**Work order:** All of the data should be copied exactly, with the pictures left out.

= = = =

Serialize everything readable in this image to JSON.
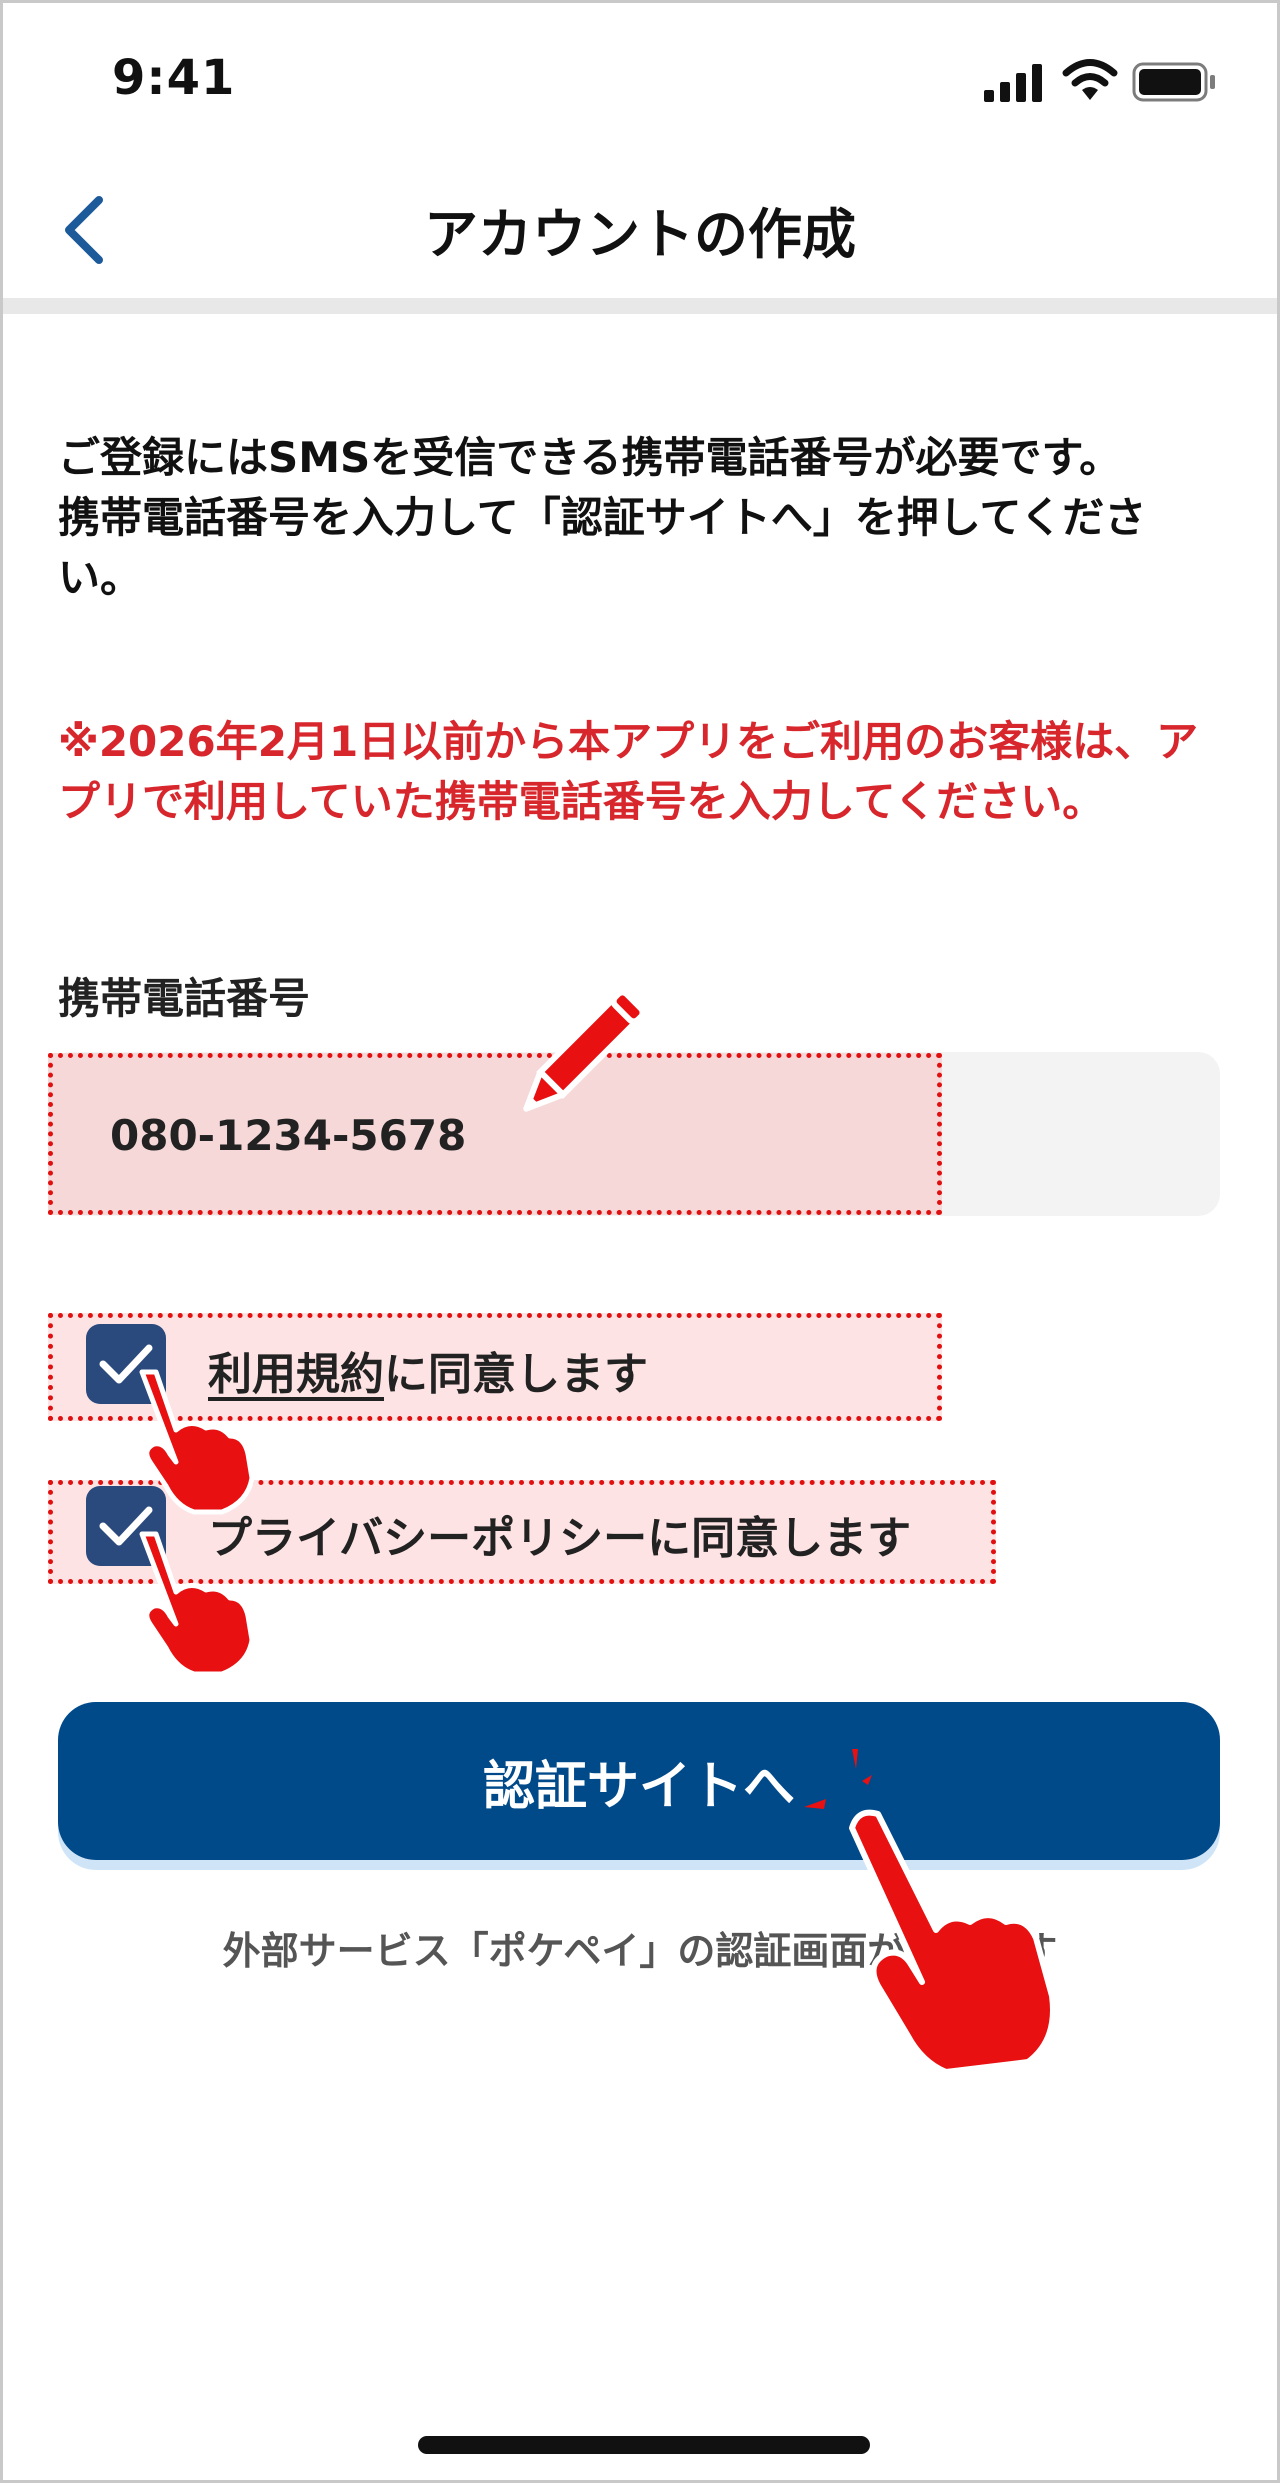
{
  "status_bar": {
    "time": "9:41"
  },
  "nav": {
    "title": "アカウントの作成"
  },
  "intro": {
    "line1": "ご登録にはSMSを受信できる携帯電話番号が必要です。",
    "line2": "携帯電話番号を入力して「認証サイトへ」を押してください。"
  },
  "notice": "※2026年2月1日以前から本アプリをご利用のお客様は、アプリで利用していた携帯電話番号を入力してください。",
  "phone": {
    "label": "携帯電話番号",
    "value": "080-1234-5678"
  },
  "agreements": {
    "terms_link": "利用規約",
    "terms_suffix": "に同意します",
    "privacy": "プライバシーポリシーに同意します"
  },
  "cta": {
    "label": "認証サイトへ",
    "note": "外部サービス「ポケペイ」の認証画面が開きます"
  },
  "colors": {
    "primary": "#004a8a",
    "warning": "#d7262c",
    "highlight": "#e01010",
    "checkbox": "#2a4a7e"
  },
  "icons": [
    "cellular-signal-icon",
    "wifi-icon",
    "battery-icon",
    "chevron-left-icon",
    "checkmark-icon",
    "pencil-icon",
    "pointing-hand-icon"
  ]
}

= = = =

**Answer box:**
Serialize everything readable in this image to JSON.
{
  "status_bar": {
    "time": "9:41"
  },
  "nav": {
    "title": "アカウントの作成"
  },
  "intro": {
    "line1": "ご登録にはSMSを受信できる携帯電話番号が必要です。",
    "line2": "携帯電話番号を入力して「認証サイトへ」を押してください。"
  },
  "notice": "※2026年2月1日以前から本アプリをご利用のお客様は、アプリで利用していた携帯電話番号を入力してください。",
  "phone": {
    "label": "携帯電話番号",
    "value": "080-1234-5678"
  },
  "agreements": {
    "terms_link": "利用規約",
    "terms_suffix": "に同意します",
    "privacy": "プライバシーポリシーに同意します"
  },
  "cta": {
    "label": "認証サイトへ",
    "note": "外部サービス「ポケペイ」の認証画面が開きます"
  },
  "colors": {
    "primary": "#004a8a",
    "warning": "#d7262c",
    "highlight": "#e01010",
    "checkbox": "#2a4a7e"
  },
  "icons": [
    "cellular-signal-icon",
    "wifi-icon",
    "battery-icon",
    "chevron-left-icon",
    "checkmark-icon",
    "pencil-icon",
    "pointing-hand-icon"
  ]
}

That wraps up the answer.